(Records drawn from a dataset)
= Beginning of Section =
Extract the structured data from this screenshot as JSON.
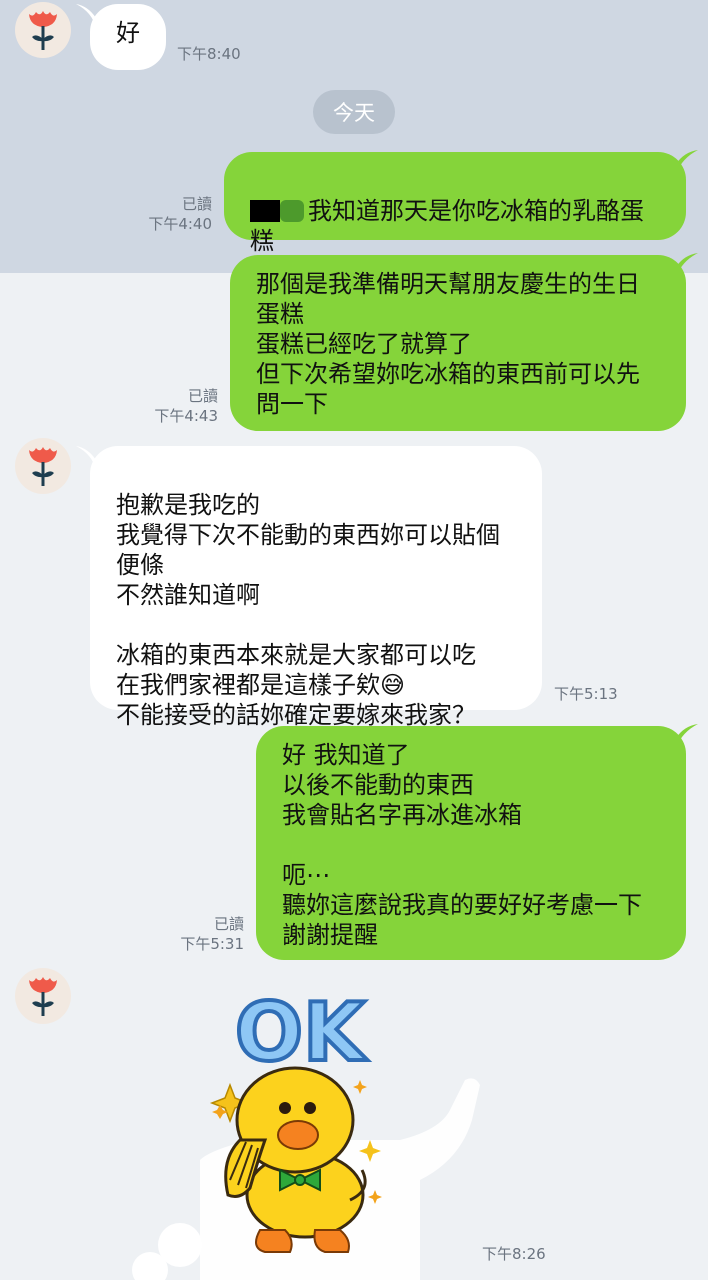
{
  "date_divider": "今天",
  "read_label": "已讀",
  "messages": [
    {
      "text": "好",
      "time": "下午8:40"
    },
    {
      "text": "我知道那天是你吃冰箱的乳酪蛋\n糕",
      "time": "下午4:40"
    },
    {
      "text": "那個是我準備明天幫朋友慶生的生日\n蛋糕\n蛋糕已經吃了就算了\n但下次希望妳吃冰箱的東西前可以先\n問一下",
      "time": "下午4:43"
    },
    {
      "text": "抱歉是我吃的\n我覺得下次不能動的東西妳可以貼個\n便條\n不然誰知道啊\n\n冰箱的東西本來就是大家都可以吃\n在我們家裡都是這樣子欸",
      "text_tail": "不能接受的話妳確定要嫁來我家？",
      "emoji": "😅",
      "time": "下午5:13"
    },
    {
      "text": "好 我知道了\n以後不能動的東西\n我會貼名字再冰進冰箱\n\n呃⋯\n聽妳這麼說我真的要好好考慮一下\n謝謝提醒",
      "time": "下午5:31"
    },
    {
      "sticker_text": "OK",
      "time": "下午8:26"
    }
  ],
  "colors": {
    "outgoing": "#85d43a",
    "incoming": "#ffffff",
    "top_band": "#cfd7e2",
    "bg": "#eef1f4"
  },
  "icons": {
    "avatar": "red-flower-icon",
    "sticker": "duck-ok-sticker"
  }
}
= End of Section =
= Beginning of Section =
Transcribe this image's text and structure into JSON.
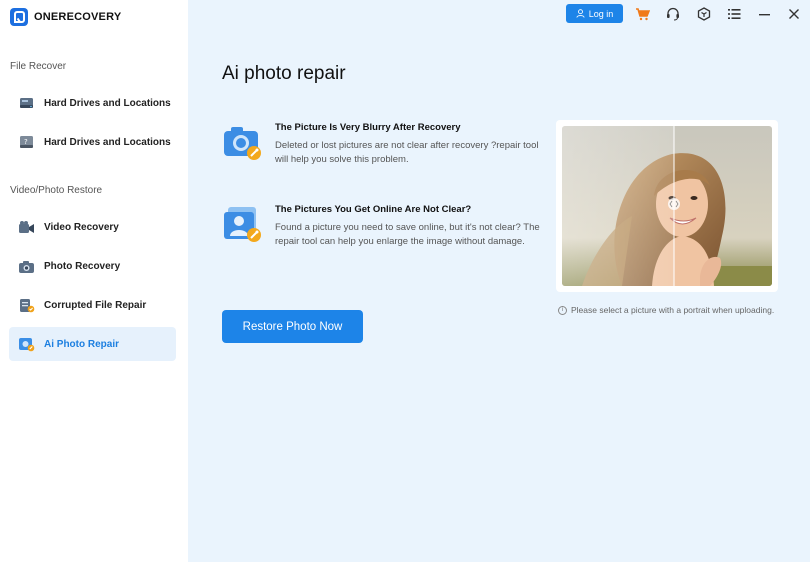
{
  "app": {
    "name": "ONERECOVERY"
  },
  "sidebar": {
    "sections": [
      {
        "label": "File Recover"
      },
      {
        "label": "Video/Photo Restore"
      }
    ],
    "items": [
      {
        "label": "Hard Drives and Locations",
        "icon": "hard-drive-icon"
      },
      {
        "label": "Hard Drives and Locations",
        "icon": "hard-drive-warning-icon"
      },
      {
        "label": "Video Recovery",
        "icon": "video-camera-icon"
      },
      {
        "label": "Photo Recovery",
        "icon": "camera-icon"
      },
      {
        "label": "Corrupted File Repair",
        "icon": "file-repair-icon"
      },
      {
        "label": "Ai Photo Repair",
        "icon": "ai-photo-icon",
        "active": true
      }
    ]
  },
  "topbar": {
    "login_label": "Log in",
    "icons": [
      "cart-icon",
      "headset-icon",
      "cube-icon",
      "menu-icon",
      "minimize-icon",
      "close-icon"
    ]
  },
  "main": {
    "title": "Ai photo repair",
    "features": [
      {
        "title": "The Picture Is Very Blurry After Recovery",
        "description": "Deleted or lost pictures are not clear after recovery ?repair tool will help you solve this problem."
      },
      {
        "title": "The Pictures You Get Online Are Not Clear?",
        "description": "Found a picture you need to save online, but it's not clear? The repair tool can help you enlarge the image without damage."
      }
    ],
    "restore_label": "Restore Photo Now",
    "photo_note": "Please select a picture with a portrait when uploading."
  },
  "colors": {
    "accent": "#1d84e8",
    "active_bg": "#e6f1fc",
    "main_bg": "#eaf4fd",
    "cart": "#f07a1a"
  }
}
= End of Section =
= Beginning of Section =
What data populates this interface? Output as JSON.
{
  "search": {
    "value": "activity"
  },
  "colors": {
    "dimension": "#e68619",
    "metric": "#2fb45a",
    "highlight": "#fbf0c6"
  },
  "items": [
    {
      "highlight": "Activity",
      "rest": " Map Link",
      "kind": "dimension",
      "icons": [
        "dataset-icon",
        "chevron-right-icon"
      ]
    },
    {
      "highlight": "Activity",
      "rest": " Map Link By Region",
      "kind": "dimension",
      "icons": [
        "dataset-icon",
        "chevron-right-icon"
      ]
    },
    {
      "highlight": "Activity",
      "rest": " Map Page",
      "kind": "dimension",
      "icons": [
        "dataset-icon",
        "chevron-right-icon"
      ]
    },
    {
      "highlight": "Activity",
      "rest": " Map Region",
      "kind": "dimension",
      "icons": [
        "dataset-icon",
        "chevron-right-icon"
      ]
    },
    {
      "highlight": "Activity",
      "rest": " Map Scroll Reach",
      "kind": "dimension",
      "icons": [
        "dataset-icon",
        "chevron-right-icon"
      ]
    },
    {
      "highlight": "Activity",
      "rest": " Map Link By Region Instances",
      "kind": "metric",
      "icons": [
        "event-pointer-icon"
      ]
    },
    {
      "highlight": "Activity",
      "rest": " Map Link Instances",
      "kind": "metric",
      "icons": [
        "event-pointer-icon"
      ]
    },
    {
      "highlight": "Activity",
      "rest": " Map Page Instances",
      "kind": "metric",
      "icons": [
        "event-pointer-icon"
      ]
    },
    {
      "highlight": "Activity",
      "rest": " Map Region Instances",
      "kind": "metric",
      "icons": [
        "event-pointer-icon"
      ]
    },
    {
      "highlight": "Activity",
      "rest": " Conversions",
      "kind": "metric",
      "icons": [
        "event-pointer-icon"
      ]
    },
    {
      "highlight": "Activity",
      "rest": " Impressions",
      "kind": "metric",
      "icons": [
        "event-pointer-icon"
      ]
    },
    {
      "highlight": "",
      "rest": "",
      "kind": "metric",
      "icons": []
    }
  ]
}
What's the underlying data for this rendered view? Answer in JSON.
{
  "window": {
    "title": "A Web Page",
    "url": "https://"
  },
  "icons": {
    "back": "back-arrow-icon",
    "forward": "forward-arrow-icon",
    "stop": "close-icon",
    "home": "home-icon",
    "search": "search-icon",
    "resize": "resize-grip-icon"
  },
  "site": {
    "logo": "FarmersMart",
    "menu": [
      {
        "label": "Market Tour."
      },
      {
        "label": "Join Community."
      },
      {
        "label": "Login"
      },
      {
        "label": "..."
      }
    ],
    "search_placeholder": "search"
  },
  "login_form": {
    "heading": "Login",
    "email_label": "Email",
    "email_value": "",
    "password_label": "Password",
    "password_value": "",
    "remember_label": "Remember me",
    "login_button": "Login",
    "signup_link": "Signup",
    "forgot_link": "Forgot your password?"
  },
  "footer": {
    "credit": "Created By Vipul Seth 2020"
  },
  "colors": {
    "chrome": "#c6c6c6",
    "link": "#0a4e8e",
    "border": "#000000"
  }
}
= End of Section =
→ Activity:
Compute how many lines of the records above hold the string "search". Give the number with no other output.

→ Your response:
3